(Beginning of Records shown)

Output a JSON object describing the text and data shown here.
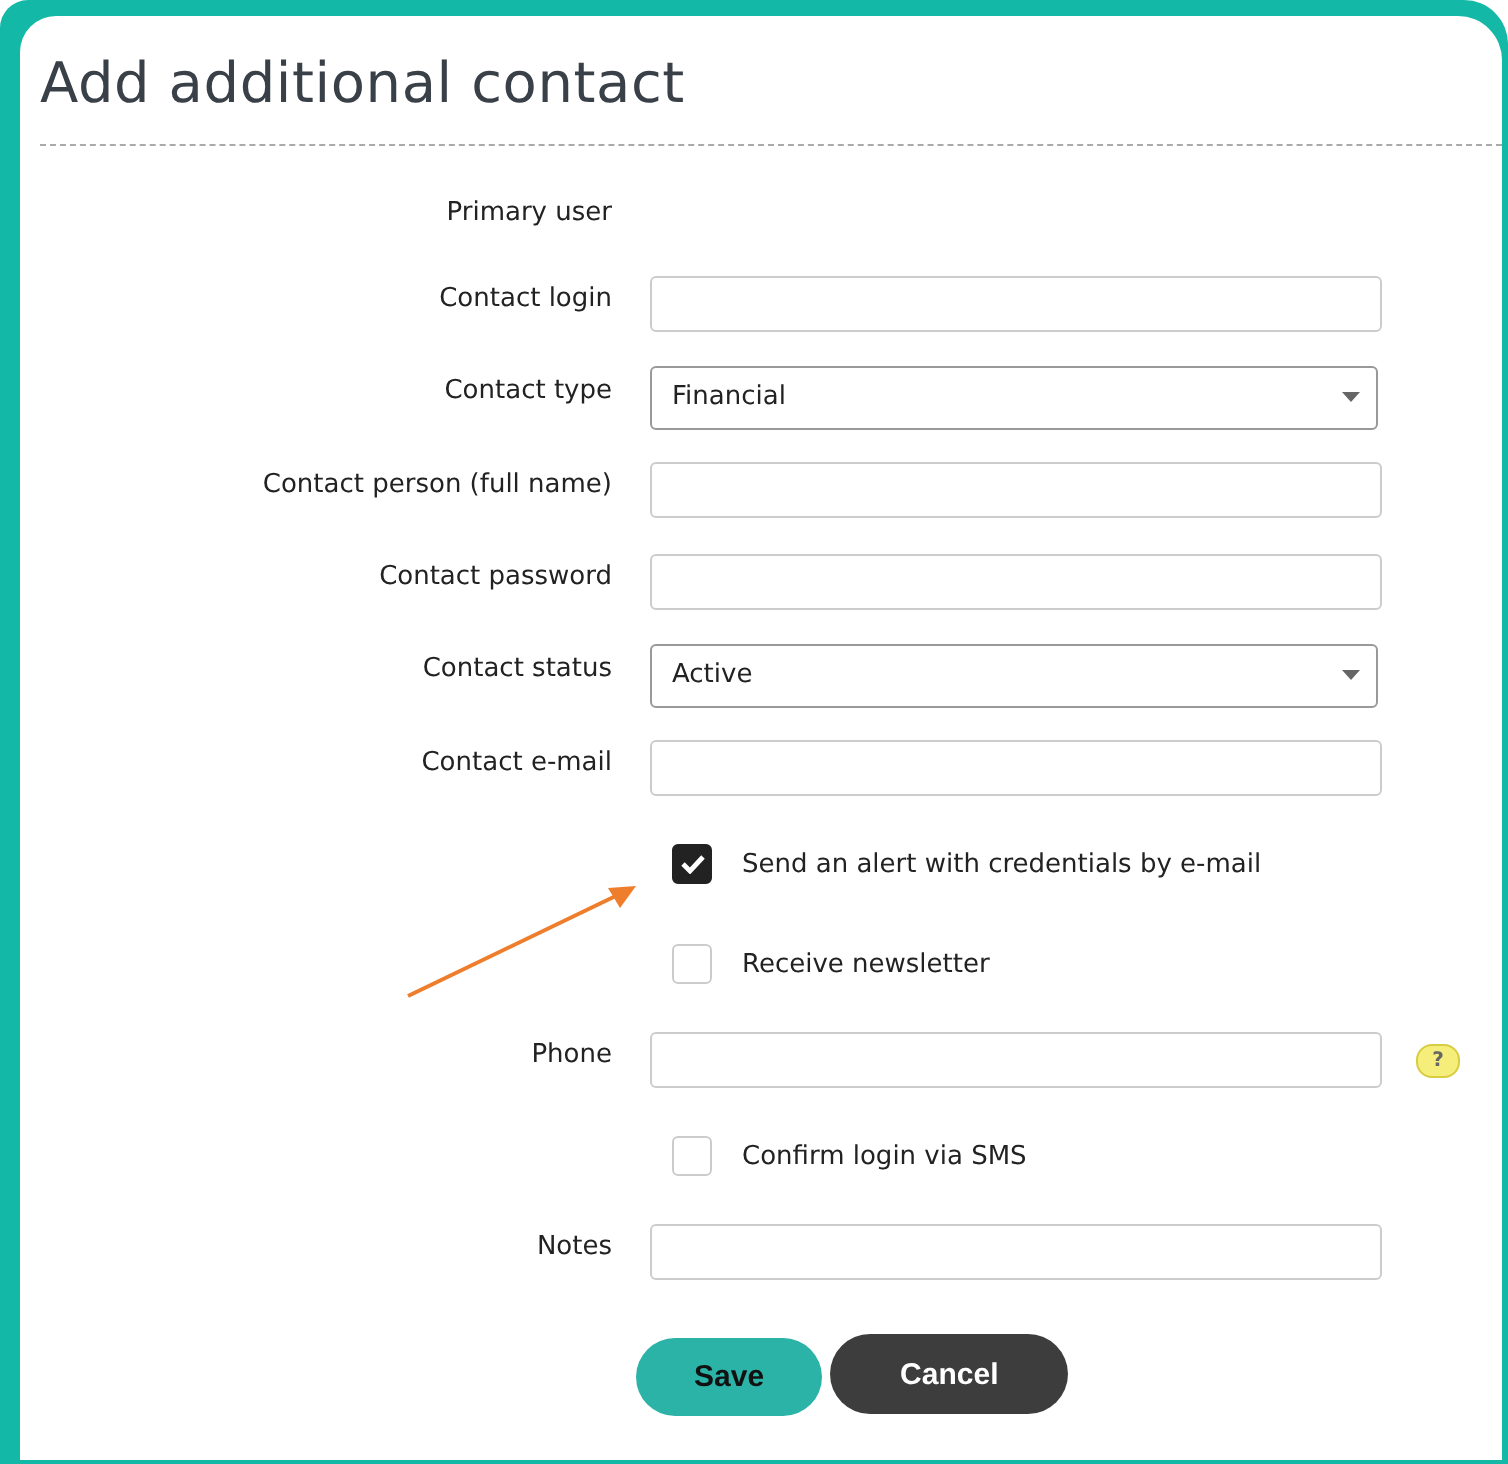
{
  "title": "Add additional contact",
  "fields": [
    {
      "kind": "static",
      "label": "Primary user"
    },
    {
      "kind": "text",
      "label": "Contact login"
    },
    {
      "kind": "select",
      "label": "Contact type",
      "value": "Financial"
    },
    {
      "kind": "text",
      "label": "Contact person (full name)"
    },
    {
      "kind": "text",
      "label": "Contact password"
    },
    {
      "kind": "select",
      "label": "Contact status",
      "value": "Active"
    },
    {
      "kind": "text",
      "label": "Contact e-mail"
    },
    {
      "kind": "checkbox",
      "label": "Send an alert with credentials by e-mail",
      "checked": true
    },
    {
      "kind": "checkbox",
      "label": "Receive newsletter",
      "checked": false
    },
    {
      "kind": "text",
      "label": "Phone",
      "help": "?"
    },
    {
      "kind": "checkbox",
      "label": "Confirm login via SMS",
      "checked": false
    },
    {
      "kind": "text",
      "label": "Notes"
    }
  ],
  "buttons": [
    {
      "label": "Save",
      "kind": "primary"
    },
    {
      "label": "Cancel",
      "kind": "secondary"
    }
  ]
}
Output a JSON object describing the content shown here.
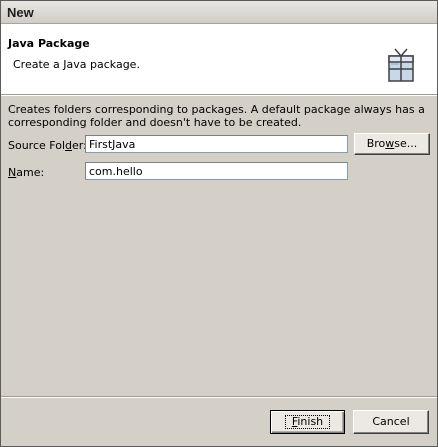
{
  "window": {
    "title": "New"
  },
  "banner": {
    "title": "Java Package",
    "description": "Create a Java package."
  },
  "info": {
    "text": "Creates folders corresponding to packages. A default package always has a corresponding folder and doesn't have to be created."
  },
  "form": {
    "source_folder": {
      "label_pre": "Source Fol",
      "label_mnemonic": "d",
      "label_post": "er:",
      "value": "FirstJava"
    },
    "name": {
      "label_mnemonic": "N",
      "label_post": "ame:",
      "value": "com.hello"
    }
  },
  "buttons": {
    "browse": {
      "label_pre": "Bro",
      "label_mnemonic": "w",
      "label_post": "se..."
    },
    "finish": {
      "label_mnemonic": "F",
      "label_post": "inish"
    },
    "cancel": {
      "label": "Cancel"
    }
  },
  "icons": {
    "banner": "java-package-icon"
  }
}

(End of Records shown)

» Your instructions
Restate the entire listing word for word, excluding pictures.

» Answer for this exercise
Output a JSON object describing the text and data shown here.
{
  "title": "Add additional contact",
  "fields": [
    {
      "kind": "static",
      "label": "Primary user"
    },
    {
      "kind": "text",
      "label": "Contact login"
    },
    {
      "kind": "select",
      "label": "Contact type",
      "value": "Financial"
    },
    {
      "kind": "text",
      "label": "Contact person (full name)"
    },
    {
      "kind": "text",
      "label": "Contact password"
    },
    {
      "kind": "select",
      "label": "Contact status",
      "value": "Active"
    },
    {
      "kind": "text",
      "label": "Contact e-mail"
    },
    {
      "kind": "checkbox",
      "label": "Send an alert with credentials by e-mail",
      "checked": true
    },
    {
      "kind": "checkbox",
      "label": "Receive newsletter",
      "checked": false
    },
    {
      "kind": "text",
      "label": "Phone",
      "help": "?"
    },
    {
      "kind": "checkbox",
      "label": "Confirm login via SMS",
      "checked": false
    },
    {
      "kind": "text",
      "label": "Notes"
    }
  ],
  "buttons": [
    {
      "label": "Save",
      "kind": "primary"
    },
    {
      "label": "Cancel",
      "kind": "secondary"
    }
  ]
}
Output a JSON object describing the content shown here.
{
  "window": {
    "title": "New"
  },
  "banner": {
    "title": "Java Package",
    "description": "Create a Java package."
  },
  "info": {
    "text": "Creates folders corresponding to packages. A default package always has a corresponding folder and doesn't have to be created."
  },
  "form": {
    "source_folder": {
      "label_pre": "Source Fol",
      "label_mnemonic": "d",
      "label_post": "er:",
      "value": "FirstJava"
    },
    "name": {
      "label_mnemonic": "N",
      "label_post": "ame:",
      "value": "com.hello"
    }
  },
  "buttons": {
    "browse": {
      "label_pre": "Bro",
      "label_mnemonic": "w",
      "label_post": "se..."
    },
    "finish": {
      "label_mnemonic": "F",
      "label_post": "inish"
    },
    "cancel": {
      "label": "Cancel"
    }
  },
  "icons": {
    "banner": "java-package-icon"
  }
}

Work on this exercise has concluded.